* **Aim of the task**
The answer must be a single number: how many lines of the records below contain "USDT".

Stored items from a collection

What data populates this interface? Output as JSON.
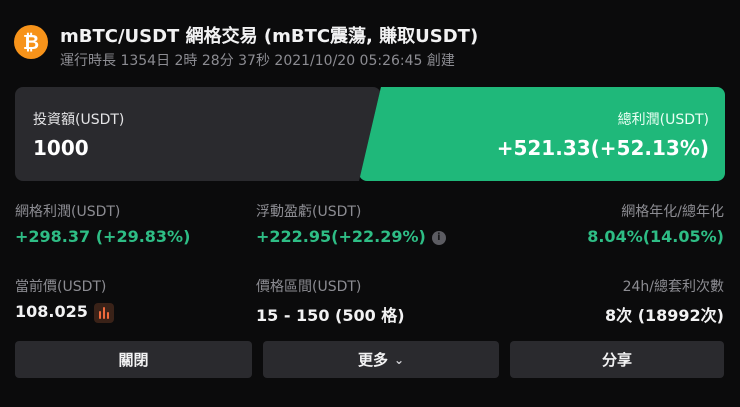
{
  "header": {
    "coin_icon": "bitcoin-icon",
    "coin_symbol": "₿",
    "title": "mBTC/USDT 網格交易 (mBTC震蕩, 賺取USDT)",
    "subtitle": "運行時長 1354日 2時 28分 37秒 2021/10/20 05:26:45 創建"
  },
  "cards": {
    "investment_label": "投資額(USDT)",
    "investment_value": "1000",
    "total_profit_label": "總利潤(USDT)",
    "total_profit_value": "+521.33(+52.13%)"
  },
  "stats": {
    "grid_profit_label": "網格利潤(USDT)",
    "grid_profit_value": "+298.37 (+29.83%)",
    "floating_pnl_label": "浮動盈虧(USDT)",
    "floating_pnl_value": "+222.95(+22.29%)",
    "annualized_label": "網格年化/總年化",
    "annualized_value": "8.04%(14.05%)",
    "current_price_label": "當前價(USDT)",
    "current_price_value": "108.025",
    "price_range_label": "價格區間(USDT)",
    "price_range_value": "15 - 150 (500 格)",
    "arbitrage_label": "24h/總套利次數",
    "arbitrage_value": "8次 (18992次)"
  },
  "buttons": {
    "close_label": "關閉",
    "more_label": "更多",
    "share_label": "分享"
  },
  "colors": {
    "accent_green": "#1fb87a",
    "profit_green": "#2ebd85",
    "bitcoin_orange": "#f7931a"
  }
}
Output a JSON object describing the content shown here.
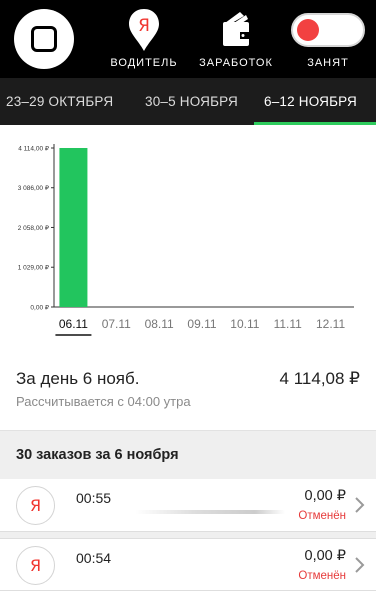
{
  "topbar": {
    "home_icon": "square-stop-icon",
    "driver": {
      "label": "ВОДИТЕЛЬ",
      "icon": "yandex-pin-icon",
      "glyph": "Я"
    },
    "earnings": {
      "label": "ЗАРАБОТОК",
      "icon": "wallet-icon"
    },
    "busy": {
      "label": "ЗАНЯТ",
      "icon": "toggle-switch",
      "state": "busy"
    }
  },
  "tabs": [
    {
      "label": "23–29 ОКТЯБРЯ",
      "active": false
    },
    {
      "label": "30–5 НОЯБРЯ",
      "active": false
    },
    {
      "label": "6–12 НОЯБРЯ",
      "active": true
    }
  ],
  "colors": {
    "accent": "#2ecc5d",
    "bar": "#22c55e",
    "status_cancelled": "#e63b3b",
    "brand_red": "#f0352f",
    "busy_knob": "#f24141"
  },
  "chart_data": {
    "type": "bar",
    "categories": [
      "06.11",
      "07.11",
      "08.11",
      "09.11",
      "10.11",
      "11.11",
      "12.11"
    ],
    "values": [
      4114.08,
      0,
      0,
      0,
      0,
      0,
      0
    ],
    "y_ticks": [
      "0,00 ₽",
      "1 029,00 ₽",
      "2 058,00 ₽",
      "3 086,00 ₽",
      "4 114,00 ₽"
    ],
    "y_tick_values": [
      0,
      1029,
      2058,
      3086,
      4114
    ],
    "ylim": [
      0,
      4114
    ],
    "selected_category": "06.11",
    "grid": false
  },
  "summary": {
    "title": "За день 6 нояб.",
    "value": "4 114,08 ₽",
    "subtitle": "Рассчитывается с 04:00 утра"
  },
  "orders": {
    "header": "30 заказов за 6 ноября",
    "items": [
      {
        "icon": "yandex-logo-icon",
        "glyph": "Я",
        "time": "00:55",
        "sum": "0,00 ₽",
        "status": "Отменён"
      },
      {
        "icon": "yandex-logo-icon",
        "glyph": "Я",
        "time": "00:54",
        "sum": "0,00 ₽",
        "status": "Отменён"
      }
    ]
  }
}
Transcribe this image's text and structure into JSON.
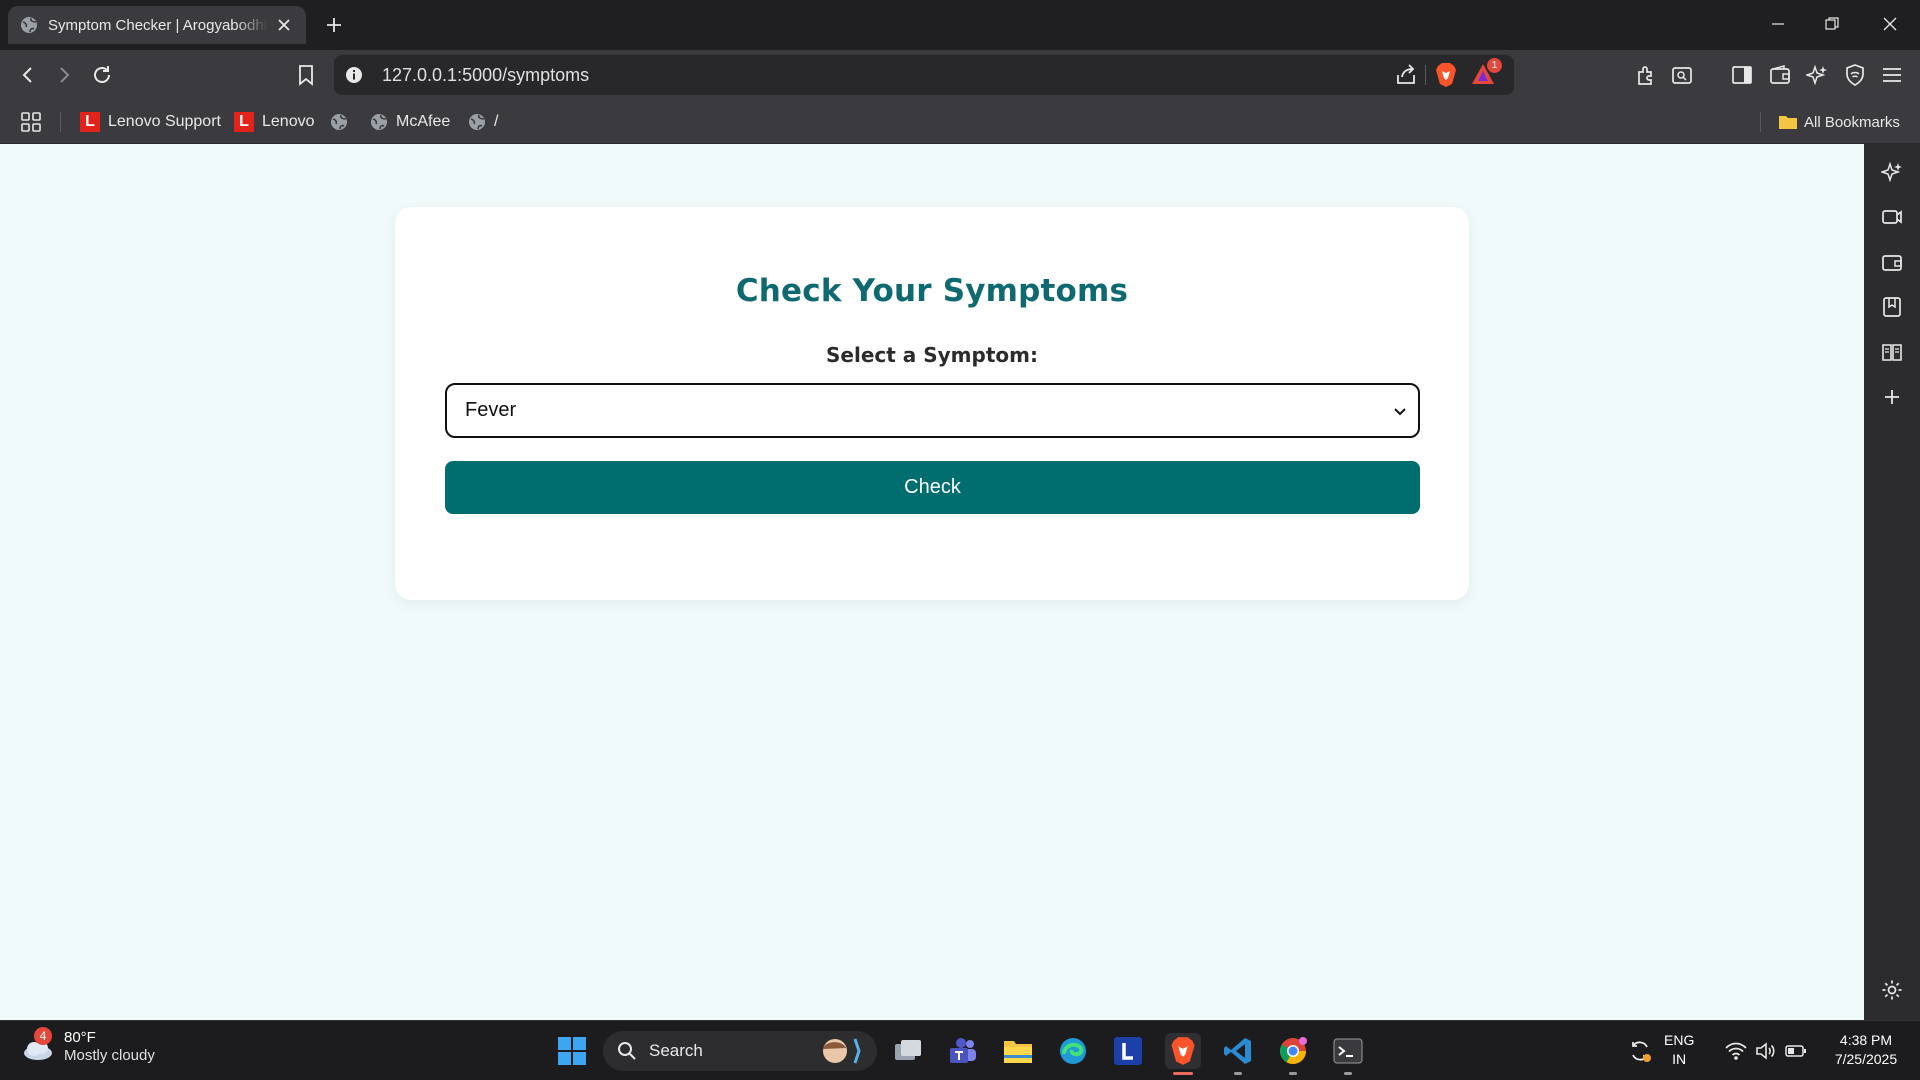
{
  "browser": {
    "tab": {
      "title": "Symptom Checker | Arogyabodhi"
    },
    "url": "127.0.0.1:5000/symptoms",
    "rewards_badge": "1",
    "bookmarks": [
      {
        "label": "Lenovo Support",
        "icon": "lenovo-icon"
      },
      {
        "label": "Lenovo",
        "icon": "lenovo-icon"
      },
      {
        "label": "",
        "icon": "globe-icon"
      },
      {
        "label": "McAfee",
        "icon": "globe-icon"
      },
      {
        "label": "/",
        "icon": "globe-icon"
      }
    ],
    "all_bookmarks_label": "All Bookmarks"
  },
  "page": {
    "title": "Check Your Symptoms",
    "select_label": "Select a Symptom:",
    "selected_symptom": "Fever",
    "check_button": "Check"
  },
  "taskbar": {
    "weather_temp": "80°F",
    "weather_desc": "Mostly cloudy",
    "weather_badge": "4",
    "search_label": "Search",
    "lang_top": "ENG",
    "lang_bottom": "IN",
    "time": "4:38 PM",
    "date": "7/25/2025"
  },
  "colors": {
    "accent": "#006d6f",
    "title": "#0e6a70",
    "page_bg": "#f1fafb"
  }
}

* **Solution to the problem**
7